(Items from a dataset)
▽

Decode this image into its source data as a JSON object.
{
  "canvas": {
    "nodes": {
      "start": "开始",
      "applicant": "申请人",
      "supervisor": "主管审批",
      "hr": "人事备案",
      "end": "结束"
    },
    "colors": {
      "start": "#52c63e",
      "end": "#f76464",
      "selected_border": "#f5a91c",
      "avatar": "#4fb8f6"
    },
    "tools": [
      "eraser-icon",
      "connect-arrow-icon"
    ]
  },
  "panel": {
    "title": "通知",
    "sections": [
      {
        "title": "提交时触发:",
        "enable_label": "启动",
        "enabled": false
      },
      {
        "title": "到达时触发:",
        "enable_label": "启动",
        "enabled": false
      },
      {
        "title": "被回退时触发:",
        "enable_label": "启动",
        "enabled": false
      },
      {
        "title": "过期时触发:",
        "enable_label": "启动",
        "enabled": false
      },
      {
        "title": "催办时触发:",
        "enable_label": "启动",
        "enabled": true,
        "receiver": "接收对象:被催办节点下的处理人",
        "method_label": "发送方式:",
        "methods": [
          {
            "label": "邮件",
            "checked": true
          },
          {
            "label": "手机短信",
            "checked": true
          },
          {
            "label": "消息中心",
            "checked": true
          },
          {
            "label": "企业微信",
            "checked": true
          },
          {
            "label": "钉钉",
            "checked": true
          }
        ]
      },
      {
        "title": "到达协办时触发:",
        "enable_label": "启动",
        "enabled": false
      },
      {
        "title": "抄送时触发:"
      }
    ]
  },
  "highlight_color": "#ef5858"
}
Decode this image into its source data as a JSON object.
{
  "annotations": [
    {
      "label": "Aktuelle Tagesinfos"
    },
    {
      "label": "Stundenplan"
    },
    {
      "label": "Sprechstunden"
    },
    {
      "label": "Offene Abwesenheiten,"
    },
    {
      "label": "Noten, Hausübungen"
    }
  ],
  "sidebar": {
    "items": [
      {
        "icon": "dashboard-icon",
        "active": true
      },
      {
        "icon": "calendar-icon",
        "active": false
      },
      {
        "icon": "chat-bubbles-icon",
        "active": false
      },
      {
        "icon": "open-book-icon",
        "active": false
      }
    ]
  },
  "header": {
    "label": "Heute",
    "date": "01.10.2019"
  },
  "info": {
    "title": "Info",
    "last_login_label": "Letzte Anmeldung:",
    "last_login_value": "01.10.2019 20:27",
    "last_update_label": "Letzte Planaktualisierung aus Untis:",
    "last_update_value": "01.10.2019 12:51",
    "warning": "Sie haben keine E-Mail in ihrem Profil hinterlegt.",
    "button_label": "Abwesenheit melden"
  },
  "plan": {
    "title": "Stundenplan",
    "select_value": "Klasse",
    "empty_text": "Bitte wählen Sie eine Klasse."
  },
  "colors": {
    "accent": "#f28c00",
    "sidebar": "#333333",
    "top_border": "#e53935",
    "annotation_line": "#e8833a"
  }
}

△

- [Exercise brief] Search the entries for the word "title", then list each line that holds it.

- [Exercise answer]
    "title": "通知",
        "title": "提交时触发:",
        "title": "到达时触发:",
        "title": "被回退时触发:",
        "title": "过期时触发:",
        "title": "催办时触发:",
        "title": "到达协办时触发:",
        "title": "抄送时触发:"
    "title": "Info",
    "title": "Stundenplan",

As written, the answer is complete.